Dataset extract:
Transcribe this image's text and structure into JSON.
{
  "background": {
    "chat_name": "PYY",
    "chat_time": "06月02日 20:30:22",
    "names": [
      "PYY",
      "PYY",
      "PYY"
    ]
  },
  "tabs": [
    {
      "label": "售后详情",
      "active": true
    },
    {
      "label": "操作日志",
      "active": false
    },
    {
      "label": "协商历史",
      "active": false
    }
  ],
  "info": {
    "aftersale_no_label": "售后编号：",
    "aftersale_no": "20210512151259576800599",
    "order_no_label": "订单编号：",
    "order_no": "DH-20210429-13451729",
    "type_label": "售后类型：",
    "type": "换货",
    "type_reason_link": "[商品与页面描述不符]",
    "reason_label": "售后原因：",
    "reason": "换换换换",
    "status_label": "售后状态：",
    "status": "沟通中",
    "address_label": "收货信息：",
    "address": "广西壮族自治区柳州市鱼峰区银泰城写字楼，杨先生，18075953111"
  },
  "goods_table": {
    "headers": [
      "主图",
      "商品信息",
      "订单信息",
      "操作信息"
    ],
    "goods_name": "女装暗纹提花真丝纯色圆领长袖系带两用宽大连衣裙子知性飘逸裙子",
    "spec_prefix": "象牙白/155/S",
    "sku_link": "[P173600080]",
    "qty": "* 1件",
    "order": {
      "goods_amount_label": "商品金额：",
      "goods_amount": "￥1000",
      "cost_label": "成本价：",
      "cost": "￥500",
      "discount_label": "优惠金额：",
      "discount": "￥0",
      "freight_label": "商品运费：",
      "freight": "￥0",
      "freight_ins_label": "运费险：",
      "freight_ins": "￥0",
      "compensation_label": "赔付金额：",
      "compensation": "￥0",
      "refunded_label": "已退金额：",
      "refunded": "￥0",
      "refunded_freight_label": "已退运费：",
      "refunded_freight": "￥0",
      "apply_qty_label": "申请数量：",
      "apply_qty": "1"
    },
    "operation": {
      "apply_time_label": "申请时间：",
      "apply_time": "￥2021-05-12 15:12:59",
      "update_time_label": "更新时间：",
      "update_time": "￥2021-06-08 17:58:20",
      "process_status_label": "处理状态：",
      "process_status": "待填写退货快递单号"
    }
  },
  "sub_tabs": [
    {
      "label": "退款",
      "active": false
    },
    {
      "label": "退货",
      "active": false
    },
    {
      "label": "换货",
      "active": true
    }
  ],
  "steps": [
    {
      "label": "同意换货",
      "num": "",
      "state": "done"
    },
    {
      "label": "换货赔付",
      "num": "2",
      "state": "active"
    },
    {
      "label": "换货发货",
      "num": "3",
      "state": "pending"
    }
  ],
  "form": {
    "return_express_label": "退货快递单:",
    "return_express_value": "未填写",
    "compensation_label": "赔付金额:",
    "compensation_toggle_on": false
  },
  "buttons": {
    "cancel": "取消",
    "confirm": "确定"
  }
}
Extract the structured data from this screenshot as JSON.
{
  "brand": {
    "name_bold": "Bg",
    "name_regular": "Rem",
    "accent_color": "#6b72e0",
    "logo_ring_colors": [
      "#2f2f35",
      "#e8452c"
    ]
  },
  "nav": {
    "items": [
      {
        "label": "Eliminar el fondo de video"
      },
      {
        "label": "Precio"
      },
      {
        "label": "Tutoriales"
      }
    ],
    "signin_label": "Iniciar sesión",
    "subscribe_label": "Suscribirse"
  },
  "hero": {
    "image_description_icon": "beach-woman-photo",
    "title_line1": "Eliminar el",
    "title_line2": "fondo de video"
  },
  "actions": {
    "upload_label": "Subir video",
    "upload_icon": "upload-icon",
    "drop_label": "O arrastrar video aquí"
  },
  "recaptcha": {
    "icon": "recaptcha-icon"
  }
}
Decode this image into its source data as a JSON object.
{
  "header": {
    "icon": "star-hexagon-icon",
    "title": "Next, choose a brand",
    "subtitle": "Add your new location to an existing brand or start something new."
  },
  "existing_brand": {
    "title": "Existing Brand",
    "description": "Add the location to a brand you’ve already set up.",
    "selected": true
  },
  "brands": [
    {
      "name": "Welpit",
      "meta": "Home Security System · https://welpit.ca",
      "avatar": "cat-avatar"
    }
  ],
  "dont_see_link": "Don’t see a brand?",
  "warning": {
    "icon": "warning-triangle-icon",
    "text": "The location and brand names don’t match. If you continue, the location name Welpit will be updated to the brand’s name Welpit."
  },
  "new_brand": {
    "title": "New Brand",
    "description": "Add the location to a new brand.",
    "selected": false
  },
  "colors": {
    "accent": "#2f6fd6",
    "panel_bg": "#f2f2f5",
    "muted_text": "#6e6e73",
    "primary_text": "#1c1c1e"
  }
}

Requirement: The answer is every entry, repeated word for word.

Task solution:
Transcribe this image's text and structure into JSON.
{
  "background": {
    "chat_name": "PYY",
    "chat_time": "06月02日 20:30:22",
    "names": [
      "PYY",
      "PYY",
      "PYY"
    ]
  },
  "tabs": [
    {
      "label": "售后详情",
      "active": true
    },
    {
      "label": "操作日志",
      "active": false
    },
    {
      "label": "协商历史",
      "active": false
    }
  ],
  "info": {
    "aftersale_no_label": "售后编号：",
    "aftersale_no": "20210512151259576800599",
    "order_no_label": "订单编号：",
    "order_no": "DH-20210429-13451729",
    "type_label": "售后类型：",
    "type": "换货",
    "type_reason_link": "[商品与页面描述不符]",
    "reason_label": "售后原因：",
    "reason": "换换换换",
    "status_label": "售后状态：",
    "status": "沟通中",
    "address_label": "收货信息：",
    "address": "广西壮族自治区柳州市鱼峰区银泰城写字楼，杨先生，18075953111"
  },
  "goods_table": {
    "headers": [
      "主图",
      "商品信息",
      "订单信息",
      "操作信息"
    ],
    "goods_name": "女装暗纹提花真丝纯色圆领长袖系带两用宽大连衣裙子知性飘逸裙子",
    "spec_prefix": "象牙白/155/S",
    "sku_link": "[P173600080]",
    "qty": "* 1件",
    "order": {
      "goods_amount_label": "商品金额：",
      "goods_amount": "￥1000",
      "cost_label": "成本价：",
      "cost": "￥500",
      "discount_label": "优惠金额：",
      "discount": "￥0",
      "freight_label": "商品运费：",
      "freight": "￥0",
      "freight_ins_label": "运费险：",
      "freight_ins": "￥0",
      "compensation_label": "赔付金额：",
      "compensation": "￥0",
      "refunded_label": "已退金额：",
      "refunded": "￥0",
      "refunded_freight_label": "已退运费：",
      "refunded_freight": "￥0",
      "apply_qty_label": "申请数量：",
      "apply_qty": "1"
    },
    "operation": {
      "apply_time_label": "申请时间：",
      "apply_time": "￥2021-05-12 15:12:59",
      "update_time_label": "更新时间：",
      "update_time": "￥2021-06-08 17:58:20",
      "process_status_label": "处理状态：",
      "process_status": "待填写退货快递单号"
    }
  },
  "sub_tabs": [
    {
      "label": "退款",
      "active": false
    },
    {
      "label": "退货",
      "active": false
    },
    {
      "label": "换货",
      "active": true
    }
  ],
  "steps": [
    {
      "label": "同意换货",
      "num": "",
      "state": "done"
    },
    {
      "label": "换货赔付",
      "num": "2",
      "state": "active"
    },
    {
      "label": "换货发货",
      "num": "3",
      "state": "pending"
    }
  ],
  "form": {
    "return_express_label": "退货快递单:",
    "return_express_value": "未填写",
    "compensation_label": "赔付金额:",
    "compensation_toggle_on": false
  },
  "buttons": {
    "cancel": "取消",
    "confirm": "确定"
  }
}
Extract the structured data from this screenshot as JSON.
{
  "brand": {
    "name_bold": "Bg",
    "name_regular": "Rem",
    "accent_color": "#6b72e0",
    "logo_ring_colors": [
      "#2f2f35",
      "#e8452c"
    ]
  },
  "nav": {
    "items": [
      {
        "label": "Eliminar el fondo de video"
      },
      {
        "label": "Precio"
      },
      {
        "label": "Tutoriales"
      }
    ],
    "signin_label": "Iniciar sesión",
    "subscribe_label": "Suscribirse"
  },
  "hero": {
    "image_description_icon": "beach-woman-photo",
    "title_line1": "Eliminar el",
    "title_line2": "fondo de video"
  },
  "actions": {
    "upload_label": "Subir video",
    "upload_icon": "upload-icon",
    "drop_label": "O arrastrar video aquí"
  },
  "recaptcha": {
    "icon": "recaptcha-icon"
  }
}
Decode this image into its source data as a JSON object.
{
  "header": {
    "icon": "star-hexagon-icon",
    "title": "Next, choose a brand",
    "subtitle": "Add your new location to an existing brand or start something new."
  },
  "existing_brand": {
    "title": "Existing Brand",
    "description": "Add the location to a brand you’ve already set up.",
    "selected": true
  },
  "brands": [
    {
      "name": "Welpit",
      "meta": "Home Security System · https://welpit.ca",
      "avatar": "cat-avatar"
    }
  ],
  "dont_see_link": "Don’t see a brand?",
  "warning": {
    "icon": "warning-triangle-icon",
    "text": "The location and brand names don’t match. If you continue, the location name Welpit will be updated to the brand’s name Welpit."
  },
  "new_brand": {
    "title": "New Brand",
    "description": "Add the location to a new brand.",
    "selected": false
  },
  "colors": {
    "accent": "#2f6fd6",
    "panel_bg": "#f2f2f5",
    "muted_text": "#6e6e73",
    "primary_text": "#1c1c1e"
  }
}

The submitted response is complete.